> [What to work on]: Lines in the listing below containing the string "title" are to be identified and copied.

> [Material supplied]:
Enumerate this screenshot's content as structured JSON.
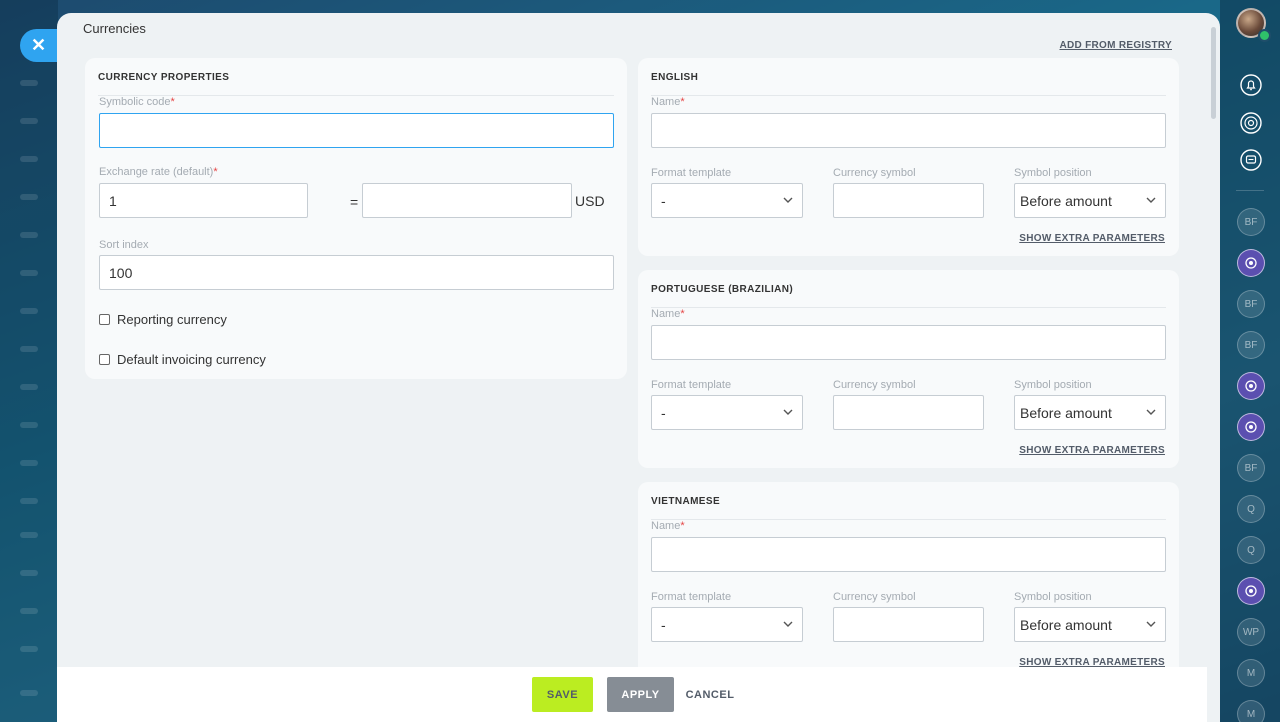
{
  "panel": {
    "title": "Currencies",
    "add_from_registry": "ADD FROM REGISTRY"
  },
  "currency_properties": {
    "title": "CURRENCY PROPERTIES",
    "symbolic_code": {
      "label": "Symbolic code",
      "required": "*",
      "value": ""
    },
    "exchange_rate": {
      "label": "Exchange rate (default)",
      "required": "*",
      "value": "1",
      "equals": "=",
      "base_value": "",
      "base_currency": "USD"
    },
    "sort_index": {
      "label": "Sort index",
      "value": "100"
    },
    "reporting_currency": {
      "label": "Reporting currency",
      "checked": false
    },
    "default_invoicing_currency": {
      "label": "Default invoicing currency",
      "checked": false
    }
  },
  "languages": [
    {
      "title": "ENGLISH",
      "name_label": "Name",
      "name_required": "*",
      "name_value": "",
      "format_label": "Format template",
      "format_value": "-",
      "symbol_label": "Currency symbol",
      "symbol_value": "",
      "position_label": "Symbol position",
      "position_value": "Before amount",
      "extra": "SHOW EXTRA PARAMETERS"
    },
    {
      "title": "PORTUGUESE (BRAZILIAN)",
      "name_label": "Name",
      "name_required": "*",
      "name_value": "",
      "format_label": "Format template",
      "format_value": "-",
      "symbol_label": "Currency symbol",
      "symbol_value": "",
      "position_label": "Symbol position",
      "position_value": "Before amount",
      "extra": "SHOW EXTRA PARAMETERS"
    },
    {
      "title": "VIETNAMESE",
      "name_label": "Name",
      "name_required": "*",
      "name_value": "",
      "format_label": "Format template",
      "format_value": "-",
      "symbol_label": "Currency symbol",
      "symbol_value": "",
      "position_label": "Symbol position",
      "position_value": "Before amount",
      "extra": "SHOW EXTRA PARAMETERS"
    }
  ],
  "footer": {
    "save": "SAVE",
    "apply": "APPLY",
    "cancel": "CANCEL"
  },
  "right_column": {
    "icons": [
      "bell-icon",
      "target-icon",
      "chat-icon"
    ],
    "badges": [
      "BF",
      "",
      "BF",
      "BF",
      "",
      "",
      "BF",
      "Q",
      "Q",
      "",
      "WP",
      "M",
      "M"
    ]
  },
  "colors": {
    "accent": "#2fa4f0",
    "save_button": "#bbed21",
    "apply_button": "#868d95",
    "required": "#e54545"
  }
}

> [Solution]:
    "title": "Currencies",
    "title": "CURRENCY PROPERTIES",
      "title": "ENGLISH",
      "title": "PORTUGUESE (BRAZILIAN)",
      "title": "VIETNAMESE",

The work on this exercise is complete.